Lloyd said her track record since becoming president has been one of valuing all input, from fellow councilors and from residents.

However, she felt she had to draw the line when, to her, it seemed as though the mayor was doing nothing more than expressing the same reservations over and over.

“I don’t feel it’s necessary to hear the repeated statement of why someone doesn’t think it’s necessary or they don’t agree with it,” Lloyd said. “As the conversation intensified between (Curry) and I, I raised my voice as he did. People tend to stop listening and stop discussing things. I don’t want that to be the tone of our council meetings with us or with the residents. I don’t like how that transpired last night. We can only move forward from it and learn from it.”

Lloyd said she plans to move forward with publicly advertising and holding the new committee meetings.

She and Knull will be on the public safety committee, while Miller and council member Ellen Willenbecher plan to make up the community development committee.

Solicitor Jim Diamond said  he would check borough code to see if there is “a minimum” number of councilors who must be on a committee.

Woodworth’s committee work

Woodworth was appointed by council to the Human Relations Commission in 2016.

In May 2018 council appointed Woodworth to replace Ben Kapenstein, who had resigned.

Woodworth became council vice president in October 2018 and at that time nominated as the new council president Lloyd, who had been appointed to council in April 2018 to replace Diana McGlone, who had resigned.

Woodworth said he will keep working on the HRC toward getting council to pass an ordinance aimed at protecting from discrimination members of the LGBTQ communities in Middletown.

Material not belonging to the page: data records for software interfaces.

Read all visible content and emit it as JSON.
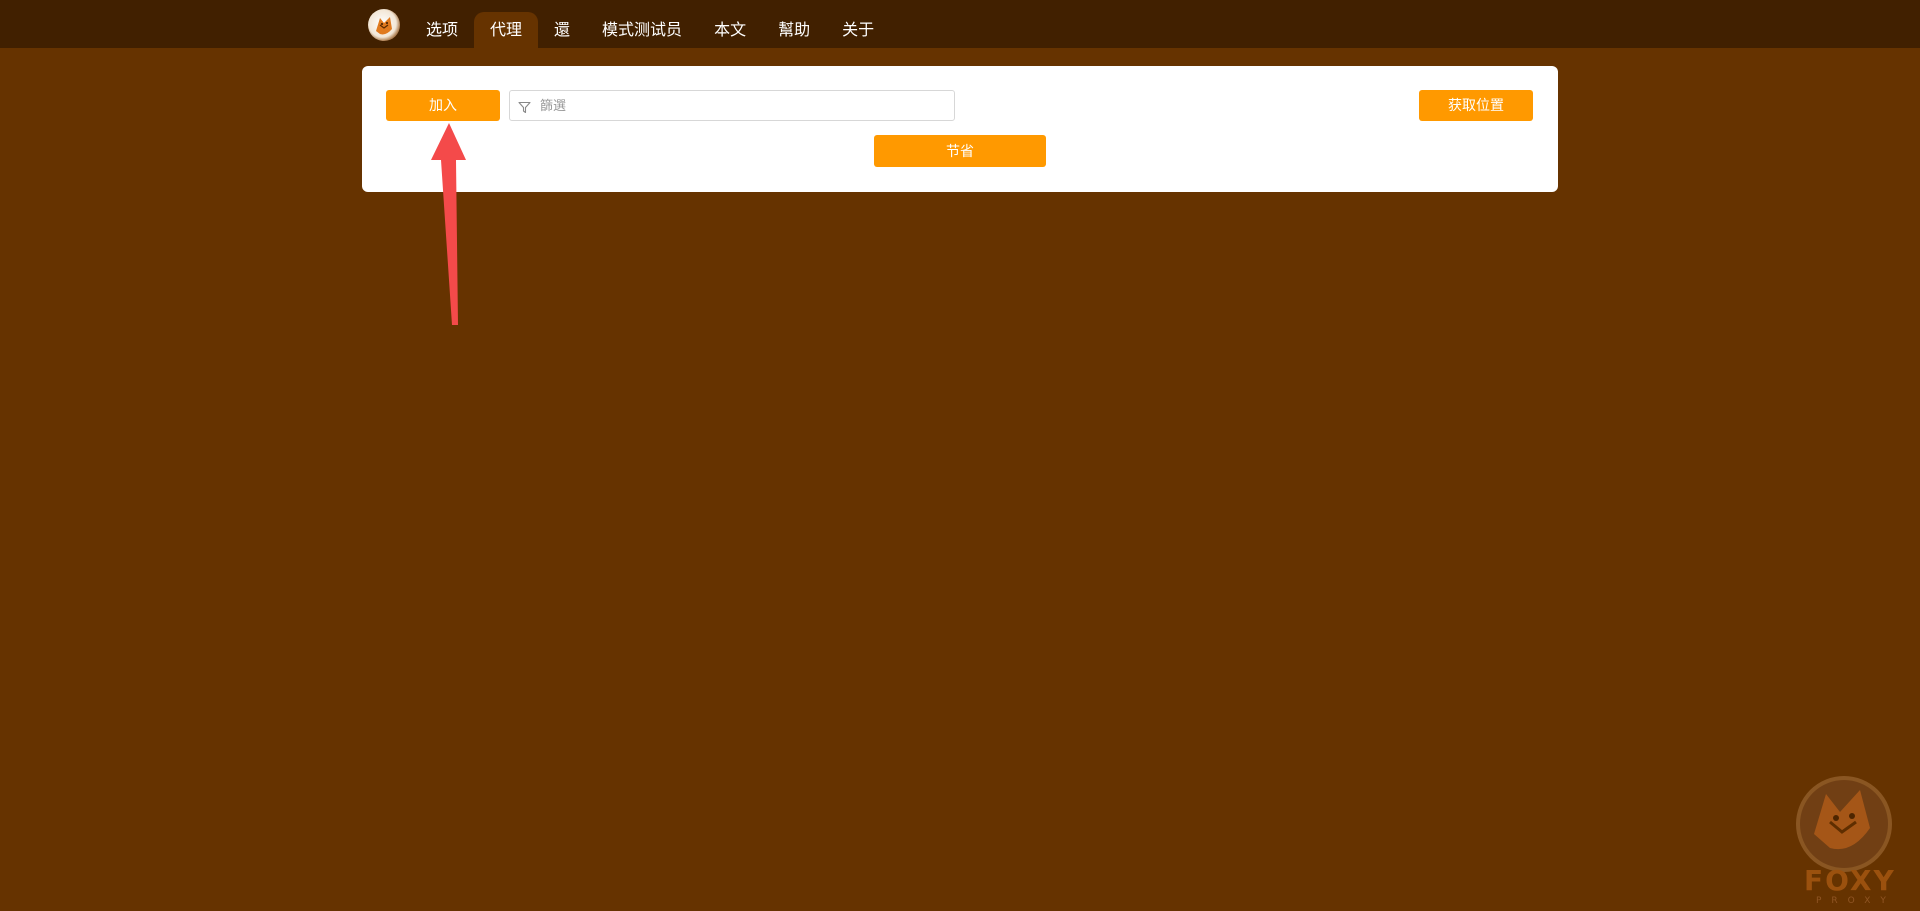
{
  "nav": {
    "tabs": [
      {
        "label": "选项"
      },
      {
        "label": "代理"
      },
      {
        "label": "還"
      },
      {
        "label": "模式测试员"
      },
      {
        "label": "本文"
      },
      {
        "label": "幫助"
      },
      {
        "label": "关于"
      }
    ],
    "active_tab": "代理"
  },
  "toolbar": {
    "add_label": "加入",
    "filter_placeholder": "篩選",
    "get_location_label": "获取位置",
    "save_label": "节省"
  },
  "watermark": {
    "word": "FOXY",
    "sub": "PROXY"
  },
  "colors": {
    "topbar": "#412000",
    "background": "#663300",
    "accent": "#ff9900",
    "annotation_arrow": "#f44a4a"
  },
  "icons": [
    "foxyproxy-logo-icon",
    "filter-icon",
    "annotation-arrow-icon",
    "foxyproxy-watermark-icon"
  ]
}
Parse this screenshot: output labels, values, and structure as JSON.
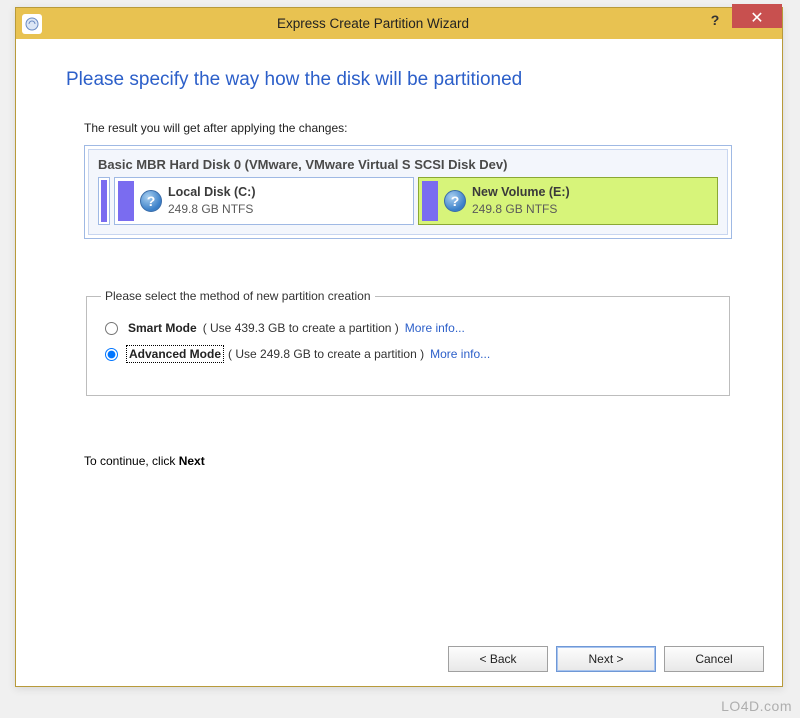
{
  "titlebar": {
    "title": "Express Create Partition Wizard",
    "help_symbol": "?",
    "close_symbol": "✕"
  },
  "heading": "Please specify the way how the disk will be partitioned",
  "result_label": "The result you will get after applying the changes:",
  "disk": {
    "title": "Basic MBR Hard Disk 0 (VMware, VMware Virtual S SCSI Disk Dev)",
    "partitions": [
      {
        "name": "Local Disk (C:)",
        "size": "249.8 GB NTFS",
        "selected": false
      },
      {
        "name": "New Volume (E:)",
        "size": "249.8 GB NTFS",
        "selected": true
      }
    ]
  },
  "method_group": {
    "legend": "Please select the method of new partition creation",
    "options": [
      {
        "id": "smart",
        "label": "Smart Mode",
        "desc": "( Use 439.3 GB to create a partition )",
        "link": "More info...",
        "checked": false
      },
      {
        "id": "advanced",
        "label": "Advanced Mode",
        "desc": "( Use 249.8 GB to create a partition )",
        "link": "More info...",
        "checked": true
      }
    ]
  },
  "continue": {
    "prefix": "To continue, click ",
    "keyword": "Next"
  },
  "buttons": {
    "back": "< Back",
    "next": "Next >",
    "cancel": "Cancel"
  },
  "watermark": "LO4D.com"
}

The proposal has been opposed by some on council who worry it will lead to costly litigation, but Woodworth said the Pennsylvania Human Relations Commission has proposed modernizing the law in a way to address those concerns.